App and web page records

▽

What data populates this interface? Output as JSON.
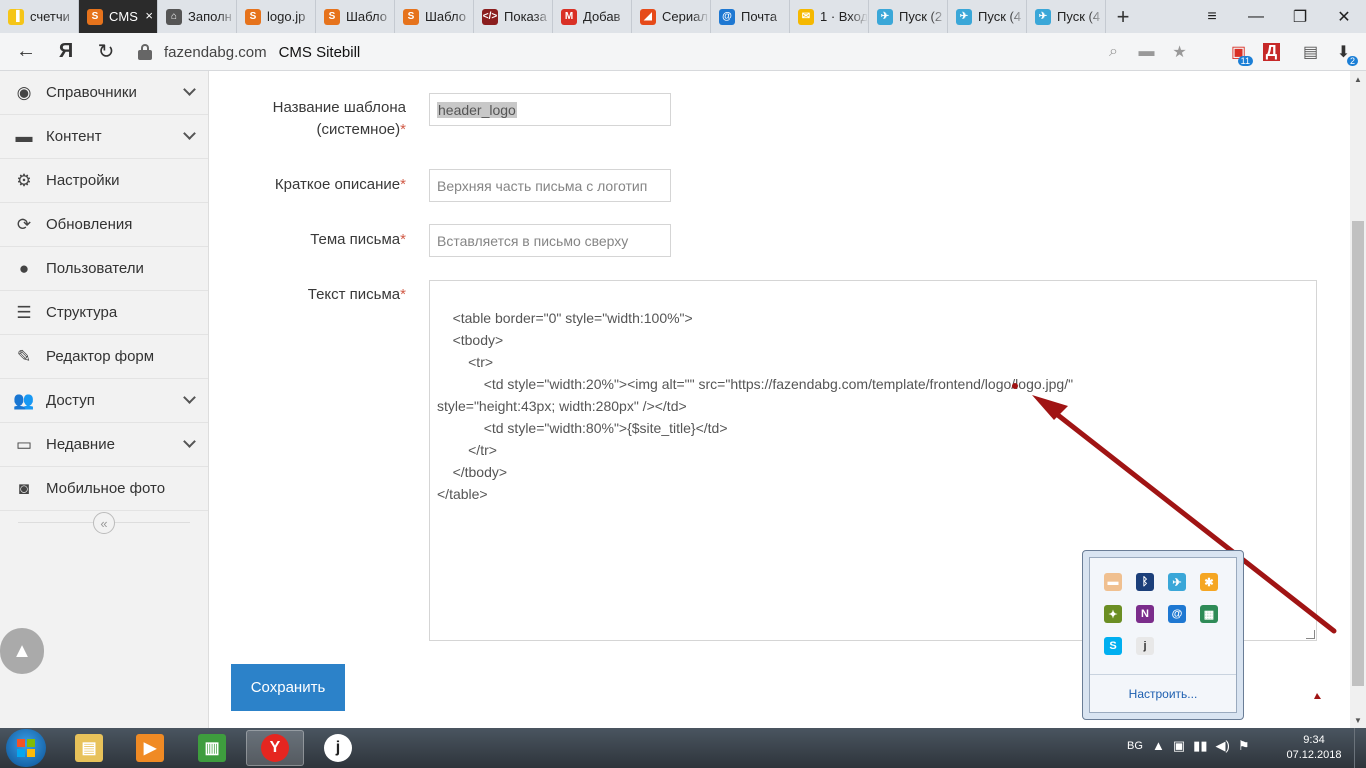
{
  "browser": {
    "tabs": [
      {
        "label": "счетчи",
        "favicon_color": "#f5c518",
        "favicon_glyph": "▐"
      },
      {
        "label": "CMS",
        "favicon_color": "#e6731c",
        "favicon_glyph": "S",
        "active": true
      },
      {
        "label": "Заполн",
        "favicon_color": "#555555",
        "favicon_glyph": "⌂"
      },
      {
        "label": "logo.jp",
        "favicon_color": "#e6731c",
        "favicon_glyph": "S"
      },
      {
        "label": "Шабло",
        "favicon_color": "#e6731c",
        "favicon_glyph": "S"
      },
      {
        "label": "Шабло",
        "favicon_color": "#e6731c",
        "favicon_glyph": "S"
      },
      {
        "label": "Показа",
        "favicon_color": "#8b1e1e",
        "favicon_glyph": "</>"
      },
      {
        "label": "Добав",
        "favicon_color": "#d93025",
        "favicon_glyph": "M"
      },
      {
        "label": "Сериал",
        "favicon_color": "#e64a19",
        "favicon_glyph": "◢"
      },
      {
        "label": "Почта",
        "favicon_color": "#1e78d2",
        "favicon_glyph": "@"
      },
      {
        "label": "1 · Вход",
        "favicon_color": "#f5b800",
        "favicon_glyph": "✉"
      },
      {
        "label": "Пуск (2",
        "favicon_color": "#3aa7d8",
        "favicon_glyph": "✈"
      },
      {
        "label": "Пуск (4",
        "favicon_color": "#3aa7d8",
        "favicon_glyph": "✈"
      },
      {
        "label": "Пуск (4",
        "favicon_color": "#3aa7d8",
        "favicon_glyph": "✈"
      }
    ],
    "new_tab_glyph": "+",
    "active_tab_close": "×",
    "window_buttons": {
      "menu": "≡",
      "minimize": "—",
      "restore": "❐",
      "close": "✕"
    },
    "address": {
      "back": "←",
      "yandex": "Я",
      "reload": "↻",
      "domain": "fazendabg.com",
      "page_title": "CMS Sitebill",
      "download_badge": "2",
      "mail_badge": "11"
    }
  },
  "sidebar": {
    "items": [
      {
        "label": "Справочники",
        "icon": "globe-icon",
        "glyph": "◉",
        "has_submenu": true
      },
      {
        "label": "Контент",
        "icon": "laptop-icon",
        "glyph": "▬",
        "has_submenu": true
      },
      {
        "label": "Настройки",
        "icon": "gear-icon",
        "glyph": "⚙",
        "has_submenu": false
      },
      {
        "label": "Обновления",
        "icon": "refresh-icon",
        "glyph": "⟳",
        "has_submenu": false
      },
      {
        "label": "Пользователи",
        "icon": "user-icon",
        "glyph": "●",
        "has_submenu": false
      },
      {
        "label": "Структура",
        "icon": "list-icon",
        "glyph": "☰",
        "has_submenu": false
      },
      {
        "label": "Редактор форм",
        "icon": "edit-icon",
        "glyph": "✎",
        "has_submenu": false
      },
      {
        "label": "Доступ",
        "icon": "users-icon",
        "glyph": "👥",
        "has_submenu": true
      },
      {
        "label": "Недавние",
        "icon": "desktop-icon",
        "glyph": "▭",
        "has_submenu": true
      },
      {
        "label": "Мобильное фото",
        "icon": "camera-icon",
        "glyph": "◙",
        "has_submenu": false
      }
    ],
    "collapse_glyph": "«",
    "scroll_top_glyph": "▲"
  },
  "form": {
    "fields": [
      {
        "label_line1": "Название шаблона",
        "label_line2": "(системное)",
        "required": "*",
        "value": "header_logo"
      },
      {
        "label": "Краткое описание",
        "required": "*",
        "value": "Верхняя часть письма с логотип"
      },
      {
        "label": "Тема письма",
        "required": "*",
        "value": "Вставляется в письмо сверху"
      },
      {
        "label": "Текст письма",
        "required": "*"
      }
    ],
    "textarea_value": "<table border=\"0\" style=\"width:100%\">\n\t<tbody>\n\t\t<tr>\n\t\t\t<td style=\"width:20%\"><img alt=\"\" src=\"https://fazendabg.com/template/frontend/logo/logo.jpg/\"\nstyle=\"height:43px; width:280px\" /></td>\n\t\t\t<td style=\"width:80%\">{$site_title}</td>\n\t\t</tr>\n\t</tbody>\n</table>",
    "save_label": "Сохранить"
  },
  "tray_popup": {
    "icons": [
      {
        "name": "eraser-icon",
        "color": "#f0c090",
        "glyph": "▬"
      },
      {
        "name": "bluetooth-icon",
        "color": "#1c3f7a",
        "glyph": "ᛒ"
      },
      {
        "name": "telegram-icon",
        "color": "#3aa7d8",
        "glyph": "✈"
      },
      {
        "name": "star-app-icon",
        "color": "#f5a623",
        "glyph": "✱"
      },
      {
        "name": "bird-icon",
        "color": "#6b8e23",
        "glyph": "✦"
      },
      {
        "name": "onenote-icon",
        "color": "#7b2d8b",
        "glyph": "N"
      },
      {
        "name": "at-mail-icon",
        "color": "#1e78d2",
        "glyph": "@"
      },
      {
        "name": "windows-app-icon",
        "color": "#2e8b57",
        "glyph": "▦"
      },
      {
        "name": "skype-icon",
        "color": "#00aff0",
        "glyph": "S"
      },
      {
        "name": "j-app-icon",
        "color": "#e8e8e8",
        "glyph": "j"
      }
    ],
    "customize_label": "Настроить..."
  },
  "taskbar": {
    "language": "BG",
    "time": "9:34",
    "date": "07.12.2018",
    "tray_glyphs": [
      "▲",
      "▣",
      "▮▮",
      "◀)",
      "⚑"
    ],
    "apps": [
      {
        "name": "explorer-icon",
        "color": "#e8c25a",
        "glyph": "▤"
      },
      {
        "name": "media-player-icon",
        "color": "#f08a24",
        "glyph": "▶"
      },
      {
        "name": "chart-app-icon",
        "color": "#3e9d3e",
        "glyph": "▥"
      },
      {
        "name": "yandex-browser-icon",
        "color": "#e52620",
        "glyph": "Y",
        "active": true
      },
      {
        "name": "j-app-taskbar-icon",
        "color": "#ffffff",
        "glyph": "j"
      }
    ]
  }
}
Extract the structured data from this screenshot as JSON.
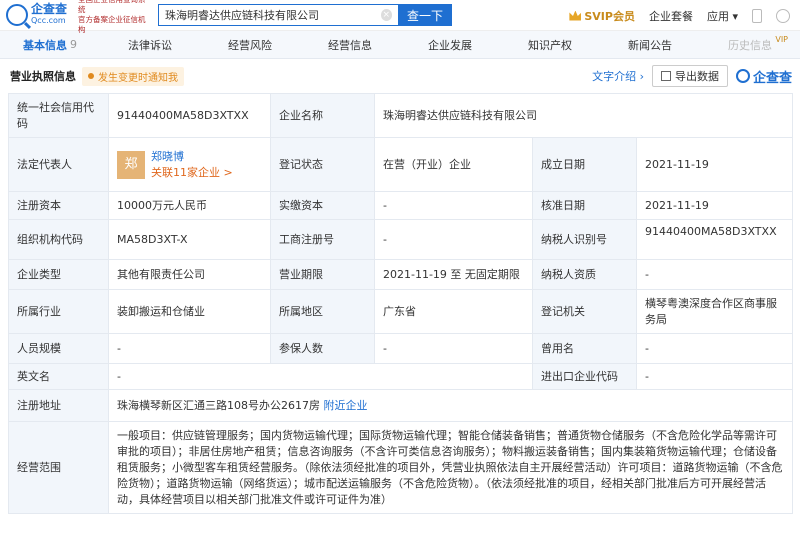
{
  "header": {
    "logo_cn": "企查查",
    "logo_en": "Qcc.com",
    "logo_desc_1": "全国企业信用查询系统",
    "logo_desc_2": "官方备案企业征信机构",
    "search_value": "珠海明睿达供应链科技有限公司",
    "search_button": "查一下",
    "svip": "SVIP会员",
    "suite": "企业套餐",
    "apps": "应用"
  },
  "nav": {
    "items": [
      {
        "label": "基本信息",
        "count": "9"
      },
      {
        "label": "法律诉讼"
      },
      {
        "label": "经营风险"
      },
      {
        "label": "经营信息"
      },
      {
        "label": "企业发展"
      },
      {
        "label": "知识产权"
      },
      {
        "label": "新闻公告"
      },
      {
        "label": "历史信息",
        "vip": "VIP"
      }
    ]
  },
  "section": {
    "title": "营业执照信息",
    "badge": "发生变更时通知我",
    "intro": "文字介绍",
    "export": "导出数据",
    "brand": "企查查"
  },
  "rows": {
    "credit_code_k": "统一社会信用代码",
    "credit_code_v": "91440400MA58D3XTXX",
    "company_name_k": "企业名称",
    "company_name_v": "珠海明睿达供应链科技有限公司",
    "legal_rep_k": "法定代表人",
    "legal_avatar": "郑",
    "legal_name": "郑晓博",
    "legal_rel": "关联11家企业 >",
    "reg_status_k": "登记状态",
    "reg_status_v": "在营（开业）企业",
    "est_date_k": "成立日期",
    "est_date_v": "2021-11-19",
    "reg_capital_k": "注册资本",
    "reg_capital_v": "10000万元人民币",
    "paid_capital_k": "实缴资本",
    "paid_capital_v": "-",
    "approve_date_k": "核准日期",
    "approve_date_v": "2021-11-19",
    "org_code_k": "组织机构代码",
    "org_code_v": "MA58D3XT-X",
    "biz_reg_no_k": "工商注册号",
    "biz_reg_no_v": "-",
    "taxpayer_id_k": "纳税人识别号",
    "taxpayer_id_v": "91440400MA58D3XTXX",
    "company_type_k": "企业类型",
    "company_type_v": "其他有限责任公司",
    "biz_term_k": "营业期限",
    "biz_term_v": "2021-11-19 至 无固定期限",
    "taxpayer_qual_k": "纳税人资质",
    "taxpayer_qual_v": "-",
    "industry_k": "所属行业",
    "industry_v": "装卸搬运和仓储业",
    "region_k": "所属地区",
    "region_v": "广东省",
    "reg_authority_k": "登记机关",
    "reg_authority_v": "横琴粤澳深度合作区商事服务局",
    "staff_size_k": "人员规模",
    "staff_size_v": "-",
    "insured_k": "参保人数",
    "insured_v": "-",
    "former_name_k": "曾用名",
    "former_name_v": "-",
    "en_name_k": "英文名",
    "en_name_v": "-",
    "ie_code_k": "进出口企业代码",
    "ie_code_v": "-",
    "address_k": "注册地址",
    "address_v": "珠海横琴新区汇通三路108号办公2617房",
    "nearby": "附近企业",
    "scope_k": "经营范围",
    "scope_v": "一般项目：供应链管理服务；国内货物运输代理；国际货物运输代理；智能仓储装备销售；普通货物仓储服务（不含危险化学品等需许可审批的项目）；非居住房地产租赁；信息咨询服务（不含许可类信息咨询服务）；物料搬运装备销售；国内集装箱货物运输代理；仓储设备租赁服务；小微型客车租赁经营服务。（除依法须经批准的项目外，凭营业执照依法自主开展经营活动）许可项目：道路货物运输（不含危险货物）；道路货物运输（网络货运）；城市配送运输服务（不含危险货物）。（依法须经批准的项目，经相关部门批准后方可开展经营活动，具体经营项目以相关部门批准文件或许可证件为准）"
  }
}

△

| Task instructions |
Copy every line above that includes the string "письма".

| Task result |
        "value": "Верхняя часть письма с логотип"
        "label": "Тема письма",
        "label": "Текст письма",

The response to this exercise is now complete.